“My grandma got here in just a night dress and had nothing else,” she said.

She wanted to provide a ‘human connection’

Pritchard-Ansell, who lives on the island of New Providence with her husband and 10-month-old daughter, has expanded her efforts beyond the Facebook group Bahamas People Search.

The group had more than 12,000 members by Saturday, with thousands of comments, and had outgrown the usefulness Facebook provided. The large amount of information needed to be better organized, she said.

Someone suggested she create a separate website to handle the influx of names, pictures, comments and status updates. In the next 48 hours, a small group of volunteers built and launched, which hosts a database of nearly 6,500 people, she said.

The website allows people to add the names of their missing loved ones, their location and their status.

The status of individuals can be marked as “known” or “unknown.” They can also mark them as “needs evacuation” or a “critical evacuation.” If someone is marked as needing a critical evacuation, that information is sent to Pritchard-Ansell and, if the person is an American, the US Consulate in the Bahamas, she said. The same goes for Canadian citizens.

Pritchard-Ansell explained that she didn’t want people to be marked “safe,” because that could mean different things to different people. She also didn’t want to include an option for “deceased.” That’s not how she’d want to find out somebody had died, she said.

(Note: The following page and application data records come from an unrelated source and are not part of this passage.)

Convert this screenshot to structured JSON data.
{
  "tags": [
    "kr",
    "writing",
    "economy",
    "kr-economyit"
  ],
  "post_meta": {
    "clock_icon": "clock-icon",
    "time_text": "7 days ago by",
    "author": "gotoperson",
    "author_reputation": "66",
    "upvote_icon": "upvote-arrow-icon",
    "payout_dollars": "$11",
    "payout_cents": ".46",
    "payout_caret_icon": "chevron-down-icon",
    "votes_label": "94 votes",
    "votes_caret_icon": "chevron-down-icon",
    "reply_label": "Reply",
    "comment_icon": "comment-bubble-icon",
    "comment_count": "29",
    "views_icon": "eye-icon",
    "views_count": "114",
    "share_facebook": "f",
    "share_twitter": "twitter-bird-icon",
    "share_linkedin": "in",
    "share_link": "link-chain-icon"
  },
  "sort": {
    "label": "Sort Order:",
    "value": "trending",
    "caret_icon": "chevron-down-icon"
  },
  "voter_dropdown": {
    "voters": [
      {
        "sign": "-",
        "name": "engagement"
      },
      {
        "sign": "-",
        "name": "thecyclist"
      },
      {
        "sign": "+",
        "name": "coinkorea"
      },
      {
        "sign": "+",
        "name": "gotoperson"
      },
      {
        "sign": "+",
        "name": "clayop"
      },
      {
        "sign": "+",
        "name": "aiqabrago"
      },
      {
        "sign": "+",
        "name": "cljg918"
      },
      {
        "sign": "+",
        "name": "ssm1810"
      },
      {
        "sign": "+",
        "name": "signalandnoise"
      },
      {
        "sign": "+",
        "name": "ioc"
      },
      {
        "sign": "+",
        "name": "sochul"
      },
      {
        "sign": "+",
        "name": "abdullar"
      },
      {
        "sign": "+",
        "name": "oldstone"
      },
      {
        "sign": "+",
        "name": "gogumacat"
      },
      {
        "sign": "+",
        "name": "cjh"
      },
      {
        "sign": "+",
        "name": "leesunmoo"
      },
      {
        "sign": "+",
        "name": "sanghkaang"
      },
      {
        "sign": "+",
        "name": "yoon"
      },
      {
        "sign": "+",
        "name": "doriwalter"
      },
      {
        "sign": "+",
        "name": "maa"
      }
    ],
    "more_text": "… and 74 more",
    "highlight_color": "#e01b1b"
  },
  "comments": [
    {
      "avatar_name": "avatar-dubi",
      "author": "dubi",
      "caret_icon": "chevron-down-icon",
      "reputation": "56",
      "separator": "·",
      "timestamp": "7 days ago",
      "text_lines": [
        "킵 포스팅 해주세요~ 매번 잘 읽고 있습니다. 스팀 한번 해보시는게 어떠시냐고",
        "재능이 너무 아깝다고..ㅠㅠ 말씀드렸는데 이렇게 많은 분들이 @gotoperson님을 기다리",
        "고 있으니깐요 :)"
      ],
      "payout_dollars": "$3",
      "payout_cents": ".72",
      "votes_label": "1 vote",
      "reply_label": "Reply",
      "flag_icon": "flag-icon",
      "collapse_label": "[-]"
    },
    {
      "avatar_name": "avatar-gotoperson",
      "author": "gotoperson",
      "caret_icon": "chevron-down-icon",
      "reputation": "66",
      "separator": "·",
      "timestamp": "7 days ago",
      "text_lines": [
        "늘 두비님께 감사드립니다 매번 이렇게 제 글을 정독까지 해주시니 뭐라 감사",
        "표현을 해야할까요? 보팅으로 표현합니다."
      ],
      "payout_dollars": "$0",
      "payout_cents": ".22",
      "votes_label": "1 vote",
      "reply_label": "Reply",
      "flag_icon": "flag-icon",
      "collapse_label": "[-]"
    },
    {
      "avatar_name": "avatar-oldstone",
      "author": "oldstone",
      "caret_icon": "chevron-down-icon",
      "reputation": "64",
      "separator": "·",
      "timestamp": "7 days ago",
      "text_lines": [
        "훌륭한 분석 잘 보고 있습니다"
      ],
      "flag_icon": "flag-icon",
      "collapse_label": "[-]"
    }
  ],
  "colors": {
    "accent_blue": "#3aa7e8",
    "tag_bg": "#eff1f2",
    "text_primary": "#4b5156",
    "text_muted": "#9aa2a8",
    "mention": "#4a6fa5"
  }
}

If someone has information about a person on the list, they can update their status to “known,” provide the information and where they heard it. They have to leave their own name as it appears on Facebook, in case someone else is looking for the same person.

“That part is really important, she said. “Because it might give peace of mind to someone else,” she said.

Pritchard-Ansell said the storm stories — particularly those about young mothers like herself — hit her in the heart.

“I haven’t gone to bed a night this week without thinking what it would be like to go from one house that is completely immersed in water and trying to swim with my daughter to another house,” Pritchard-Ansell said. “Or literally trying to survive in the rafters of a house with a baby.”

The Facebook page and the website have obvious “practical” uses, Pritchard-Ansell said. But she also wanted to give people a sense of community and solidarity as they faced the agonizing prospect of locating their missing loved ones.

“I knew it would be important for that person searching for person A to connect with another person searching for person A,” she said. “I needed to establish that human connection and kind of safety net to help carry them through until they got word of status known.”